- [Your task] For each line below that holds "screenshot", return the line as it stands.
────────────────────────────────────────
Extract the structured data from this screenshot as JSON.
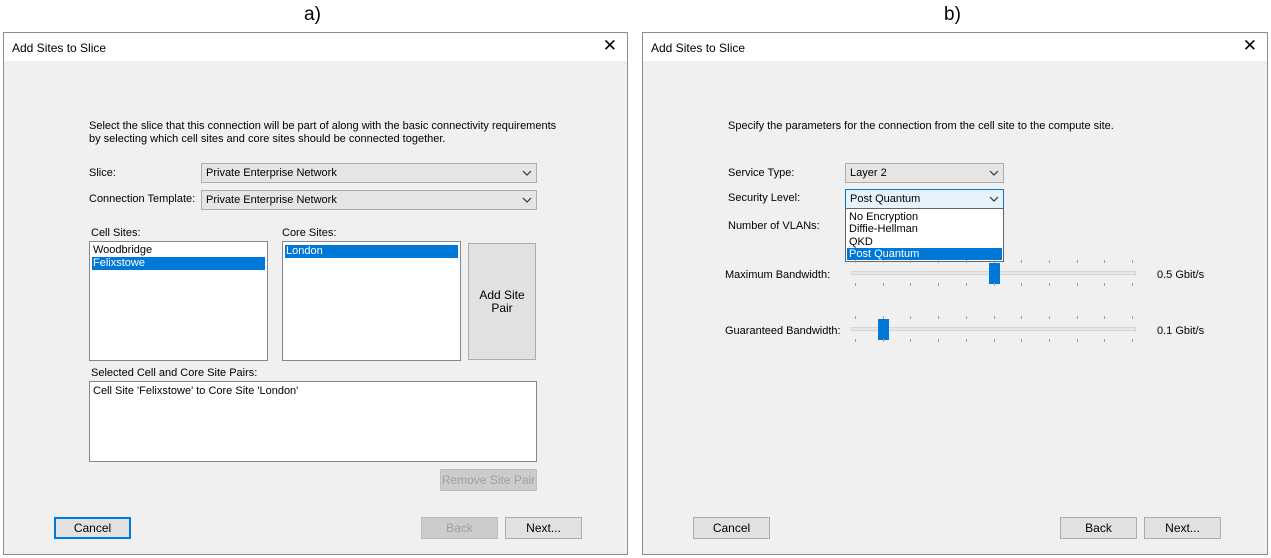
{
  "panel_a": {
    "label": "a)",
    "title": "Add Sites to Slice",
    "description": "Select the slice that this connection will be part of along with the basic connectivity requirements\nby selecting which cell sites and core sites should be connected together.",
    "slice_label": "Slice:",
    "slice_value": "Private Enterprise Network",
    "template_label": "Connection Template:",
    "template_value": "Private Enterprise Network",
    "cell_sites_label": "Cell Sites:",
    "cell_sites": [
      "Woodbridge",
      "Felixstowe"
    ],
    "cell_sites_selected": 1,
    "core_sites_label": "Core Sites:",
    "core_sites": [
      "London"
    ],
    "core_sites_selected": 0,
    "add_pair_label": "Add Site\nPair",
    "pairs_label": "Selected Cell and Core Site Pairs:",
    "pairs": [
      "Cell Site 'Felixstowe' to Core Site 'London'"
    ],
    "remove_pair_label": "Remove Site Pair",
    "cancel_label": "Cancel",
    "back_label": "Back",
    "next_label": "Next..."
  },
  "panel_b": {
    "label": "b)",
    "title": "Add Sites to Slice",
    "description": "Specify the parameters for the connection from the cell site to the compute site.",
    "service_type_label": "Service Type:",
    "service_type_value": "Layer 2",
    "security_level_label": "Security Level:",
    "security_level_value": "Post Quantum",
    "security_options": [
      "No Encryption",
      "Diffie-Hellman",
      "QKD",
      "Post Quantum"
    ],
    "security_selected": 3,
    "vlans_label": "Number of VLANs:",
    "max_bw_label": "Maximum Bandwidth:",
    "max_bw_value": "0.5 Gbit/s",
    "max_bw_fraction": 0.5,
    "guar_bw_label": "Guaranteed Bandwidth:",
    "guar_bw_value": "0.1 Gbit/s",
    "guar_bw_fraction": 0.1,
    "cancel_label": "Cancel",
    "back_label": "Back",
    "next_label": "Next..."
  }
}
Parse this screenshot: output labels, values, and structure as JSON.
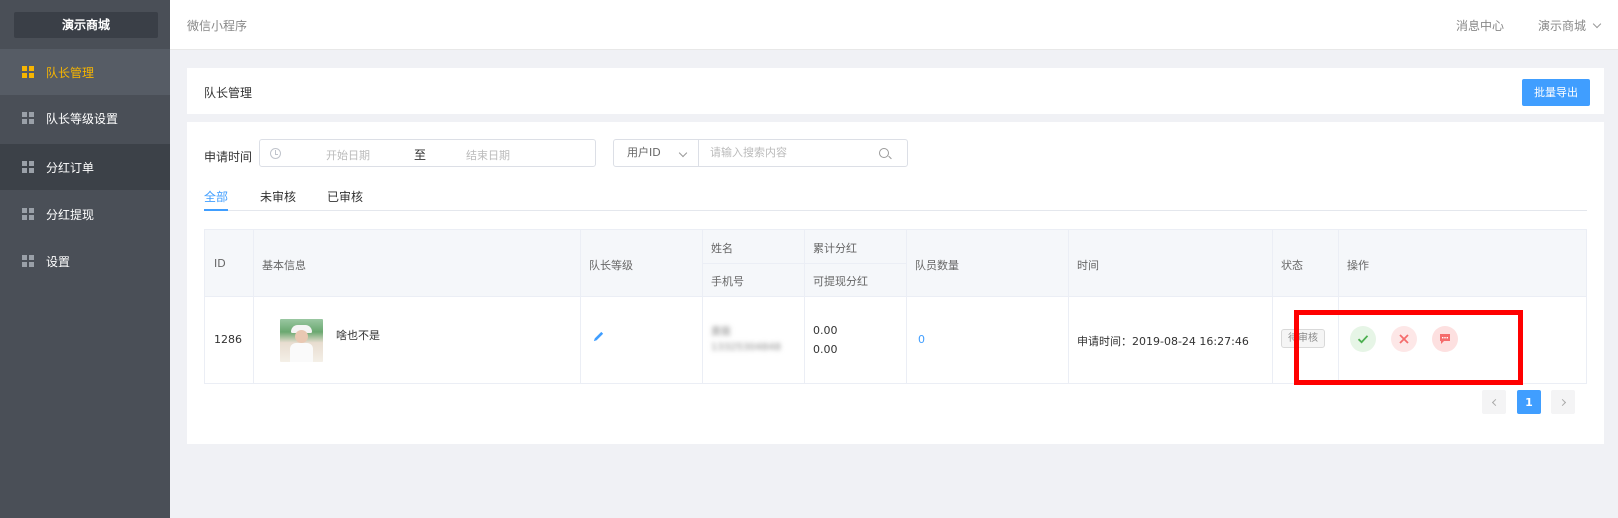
{
  "sidebar": {
    "brand": "演示商城",
    "items": [
      {
        "label": "队长管理",
        "icon": "grid-icon"
      },
      {
        "label": "队长等级设置",
        "icon": "grid-icon"
      },
      {
        "label": "分红订单",
        "icon": "grid-icon"
      },
      {
        "label": "分红提现",
        "icon": "grid-icon"
      },
      {
        "label": "设置",
        "icon": "grid-icon"
      }
    ]
  },
  "topbar": {
    "title": "微信小程序",
    "message_center": "消息中心",
    "shop": "演示商城"
  },
  "header": {
    "title": "队长管理",
    "export_label": "批量导出"
  },
  "filters": {
    "apply_time_label": "申请时间",
    "start_placeholder": "开始日期",
    "range_separator": "至",
    "end_placeholder": "结束日期",
    "search_type": "用户ID",
    "search_placeholder": "请输入搜索内容"
  },
  "tabs": [
    "全部",
    "未审核",
    "已审核"
  ],
  "table": {
    "headers": {
      "id": "ID",
      "basic_info": "基本信息",
      "level": "队长等级",
      "name": "姓名",
      "phone": "手机号",
      "total_bonus": "累计分红",
      "withdrawable_bonus": "可提现分红",
      "member_count": "队员数量",
      "time": "时间",
      "status": "状态",
      "actions": "操作"
    },
    "rows": [
      {
        "id": "1286",
        "nickname": "啥也不是",
        "name": "黄筱",
        "phone": "13325304848",
        "total_bonus": "0.00",
        "withdrawable_bonus": "0.00",
        "member_count": "0",
        "time": "申请时间：2019-08-24 16:27:46",
        "status": "待审核"
      }
    ]
  },
  "pagination": {
    "current_page": "1"
  },
  "colors": {
    "sidebar_bg": "#4a4f57",
    "active_nav": "#f7b500",
    "primary": "#409eff",
    "highlight": "#ff0000"
  }
}
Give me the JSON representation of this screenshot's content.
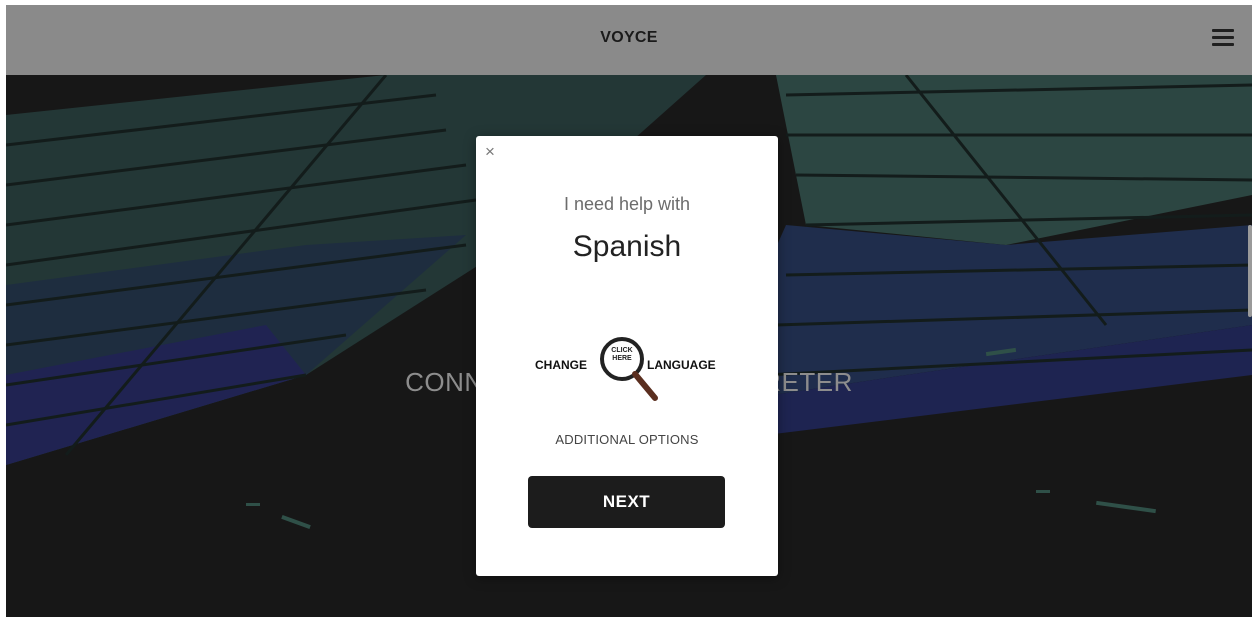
{
  "header": {
    "brand": "VOYCE",
    "menu_icon": "hamburger-menu-icon"
  },
  "hero": {
    "headline": "CONNECT WITH AN INTERPRETER"
  },
  "modal": {
    "close_label": "×",
    "subtitle": "I need help with",
    "language": "Spanish",
    "change_language": {
      "left_text": "CHANGE",
      "magnifier_line1": "CLICK",
      "magnifier_line2": "HERE",
      "right_text": "LANGUAGE",
      "icon": "magnifying-glass-icon"
    },
    "additional_options": "ADDITIONAL OPTIONS",
    "next_label": "NEXT"
  },
  "colors": {
    "header_bg": "#8a8a8a",
    "overlay_dark": "#1e1e1e",
    "button_bg": "#1c1c1c",
    "modal_bg": "#ffffff"
  }
}
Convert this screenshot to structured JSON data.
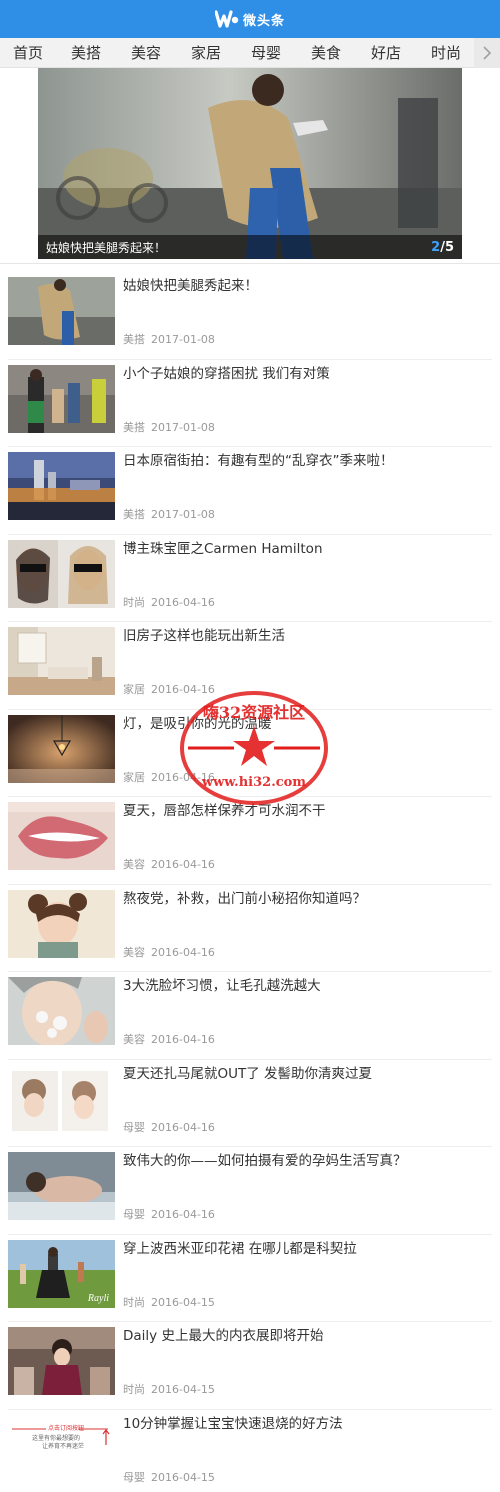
{
  "header": {
    "logo_text": "微头条",
    "logo_mark": "W"
  },
  "nav": {
    "items": [
      "首页",
      "美搭",
      "美容",
      "家居",
      "母婴",
      "美食",
      "好店",
      "时尚"
    ],
    "more_icon": "chevron-right-icon"
  },
  "banner": {
    "caption": "姑娘快把美腿秀起来！",
    "current": "2",
    "separator": "/",
    "total": "5"
  },
  "articles": [
    {
      "title": "姑娘快把美腿秀起来！",
      "category": "美搭",
      "date": "2017-01-08"
    },
    {
      "title": "小个子姑娘的穿搭困扰 我们有对策",
      "category": "美搭",
      "date": "2017-01-08"
    },
    {
      "title": "日本原宿街拍：有趣有型的“乱穿衣”季来啦！",
      "category": "美搭",
      "date": "2017-01-08"
    },
    {
      "title": "博主珠宝匣之Carmen Hamilton",
      "category": "时尚",
      "date": "2016-04-16"
    },
    {
      "title": "旧房子这样也能玩出新生活",
      "category": "家居",
      "date": "2016-04-16"
    },
    {
      "title": "灯，是吸引你的光的温暖",
      "category": "家居",
      "date": "2016-04-16"
    },
    {
      "title": "夏天，唇部怎样保养才可水润不干",
      "category": "美容",
      "date": "2016-04-16"
    },
    {
      "title": "熬夜党，补救，出门前小秘招你知道吗？",
      "category": "美容",
      "date": "2016-04-16"
    },
    {
      "title": "3大洗脸坏习惯，让毛孔越洗越大",
      "category": "美容",
      "date": "2016-04-16"
    },
    {
      "title": "夏天还扎马尾就OUT了 发髻助你清爽过夏",
      "category": "母婴",
      "date": "2016-04-16"
    },
    {
      "title": "致伟大的你——如何拍摄有爱的孕妈生活写真？",
      "category": "母婴",
      "date": "2016-04-16"
    },
    {
      "title": "穿上波西米亚印花裙 在哪儿都是科契拉",
      "category": "时尚",
      "date": "2016-04-15"
    },
    {
      "title": "Daily 史上最大的内衣展即将开始",
      "category": "时尚",
      "date": "2016-04-15"
    },
    {
      "title": "10分钟掌握让宝宝快速退烧的好方法",
      "category": "母婴",
      "date": "2016-04-15"
    }
  ],
  "thumb_text": {
    "rayli": "Rayli",
    "notice_a": "点击订阅按钮",
    "notice_b": "这里有你最想要的",
    "notice_c": "让养育不再迷茫"
  },
  "watermark": {
    "text": "嗨32资源社区",
    "url": "www.hi32.com",
    "color": "#e21b1b"
  },
  "colors": {
    "header": "#2f8fe6",
    "accent": "#3da3ff"
  }
}
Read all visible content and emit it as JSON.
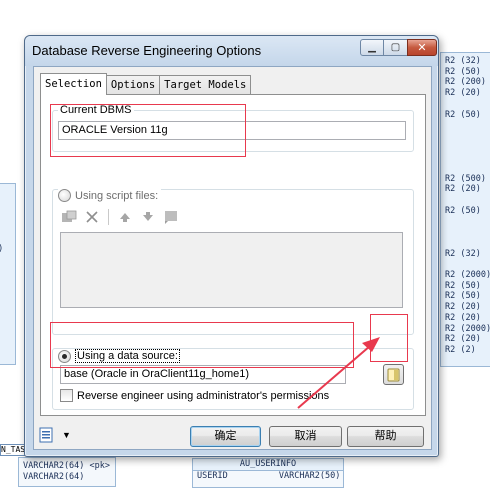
{
  "dialog": {
    "title": "Database Reverse Engineering Options",
    "tabs": [
      {
        "label": "Selection",
        "active": true
      },
      {
        "label": "Options",
        "active": false
      },
      {
        "label": "Target Models",
        "active": false
      }
    ],
    "current_dbms": {
      "label": "Current DBMS",
      "value": "ORACLE Version 11g"
    },
    "script_files": {
      "label": "Using script files:",
      "selected": false
    },
    "data_source": {
      "label": "Using a data source:",
      "selected": true,
      "value": "base (Oracle in OraClient11g_home1)"
    },
    "admin_permissions": {
      "label": "Reverse engineer using administrator's permissions",
      "checked": false
    },
    "buttons": {
      "ok": "确定",
      "cancel": "取消",
      "help": "帮助"
    },
    "colors": {
      "annotation": "#e8394e",
      "titlebar": "#c4d6ea"
    }
  },
  "background": {
    "right_table_rows": [
      "R2 (32)",
      "R2 (50)",
      "R2 (200)",
      "R2 (20)",
      "",
      "R2 (50)",
      "",
      "",
      "",
      "",
      "",
      "R2 (500)",
      "R2 (20)",
      "",
      "R2 (50)",
      "",
      "",
      "",
      "R2 (32)",
      "",
      "R2 (2000)",
      "R2 (50)",
      "R2 (50)",
      "R2 (20)",
      "R2 (20)",
      "R2 (2000)",
      "R2 (20)",
      "R2 (2)"
    ],
    "left_table_rows": [
      "",
      "0",
      "",
      "0)",
      "",
      "",
      "",
      "",
      "",
      "",
      "",
      "",
      "",
      "",
      ""
    ],
    "tn_label": "N_TAS",
    "bottom_left_rows": [
      {
        "type": "VARCHAR2(64)",
        "key": "<pk>"
      },
      {
        "type": "VARCHAR2(64)",
        "key": ""
      }
    ],
    "au_table": {
      "name": "AU_USERINFO",
      "row_name": "USERID",
      "row_type": "VARCHAR2(50)"
    }
  }
}
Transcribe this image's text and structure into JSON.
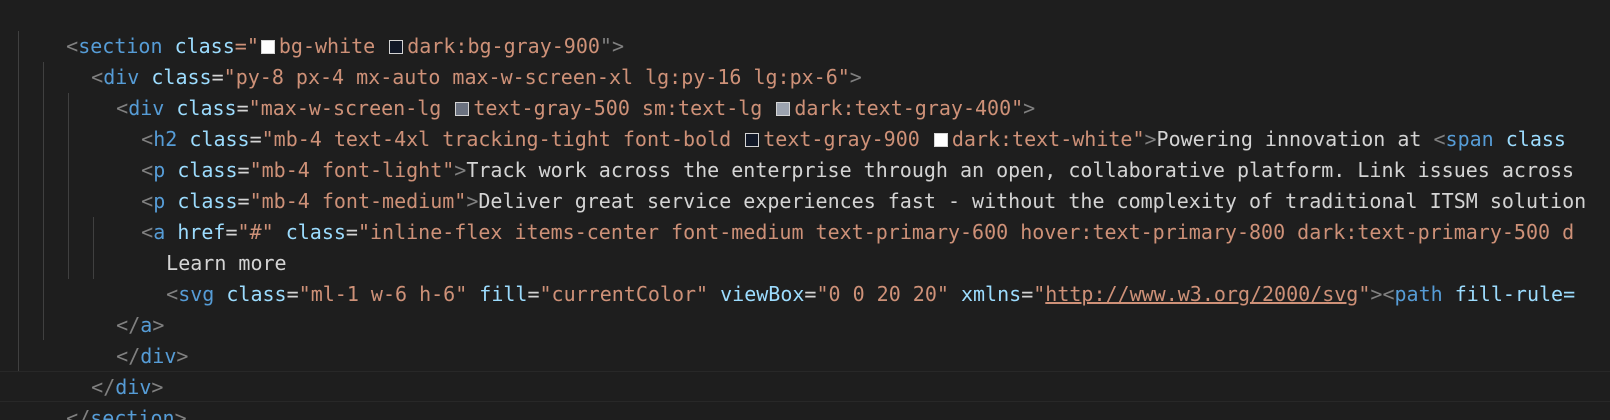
{
  "code": {
    "l1": {
      "open": "<",
      "tag": "section",
      "attr": "class",
      "eq": "=\"",
      "v1": "bg-white",
      "v2": "dark:bg-gray-900",
      "end": "\">",
      "c1": "#ffffff",
      "c2": "#111827"
    },
    "l2": {
      "open": "<",
      "tag": "div",
      "attr": "class",
      "eq": "=",
      "value": "\"py-8 px-4 mx-auto max-w-screen-xl lg:py-16 lg:px-6\"",
      "end": ">"
    },
    "l3": {
      "open": "<",
      "tag": "div",
      "attr": "class",
      "eq": "=",
      "v0": "\"max-w-screen-lg ",
      "v1": "text-gray-500 sm:text-lg ",
      "v2": "dark:text-gray-400\"",
      "end": ">",
      "c1": "#6b7280",
      "c2": "#9ca3af"
    },
    "l4": {
      "open": "<",
      "tag": "h2",
      "attr": "class",
      "eq": "=",
      "v0": "\"mb-4 text-4xl tracking-tight font-bold ",
      "v1": "text-gray-900 ",
      "v2": "dark:text-white\"",
      "end": ">",
      "text": "Powering innovation at ",
      "open2": "<",
      "tag2": "span",
      "attr2": "class",
      "c1": "#111827",
      "c2": "#ffffff"
    },
    "l5": {
      "open": "<",
      "tag": "p",
      "attr": "class",
      "eq": "=",
      "value": "\"mb-4 font-light\"",
      "end": ">",
      "text": "Track work across the enterprise through an open, collaborative platform. Link issues across"
    },
    "l6": {
      "open": "<",
      "tag": "p",
      "attr": "class",
      "eq": "=",
      "value": "\"mb-4 font-medium\"",
      "end": ">",
      "text": "Deliver great service experiences fast - without the complexity of traditional ITSM solution"
    },
    "l7": {
      "open": "<",
      "tag": "a",
      "attr": "href",
      "eq": "=",
      "value": "\"#\"",
      "attr2": "class",
      "eq2": "=",
      "value2": "\"inline-flex items-center font-medium text-primary-600 hover:text-primary-800 dark:text-primary-500 d"
    },
    "l8": {
      "text": "Learn more"
    },
    "l9": {
      "open": "<",
      "tag": "svg",
      "attr1": "class",
      "val1": "\"ml-1 w-6 h-6\"",
      "attr2": "fill",
      "val2": "\"currentColor\"",
      "attr3": "viewBox",
      "val3": "\"0 0 20 20\"",
      "attr4": "xmlns",
      "q1": "\"",
      "url": "http://www.w3.org/2000/svg",
      "q2": "\"",
      "close": "><",
      "tag2": "path",
      "attr5": "fill-rule="
    },
    "l10": {
      "open": "</",
      "tag": "a",
      "end": ">"
    },
    "l11": {
      "open": "</",
      "tag": "div",
      "end": ">"
    },
    "l12": {
      "open": "</",
      "tag": "div",
      "end": ">"
    },
    "l13": {
      "open": "</",
      "tag": "section",
      "end": ">"
    }
  }
}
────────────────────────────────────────
- [Solution to this exercise]
Extract the structured data from this screenshot as JSON.
Parse this screenshot: output labels, values, and structure as JSON.
Give me the JSON representation of this screenshot's content.
Convert this screenshot to structured JSON data.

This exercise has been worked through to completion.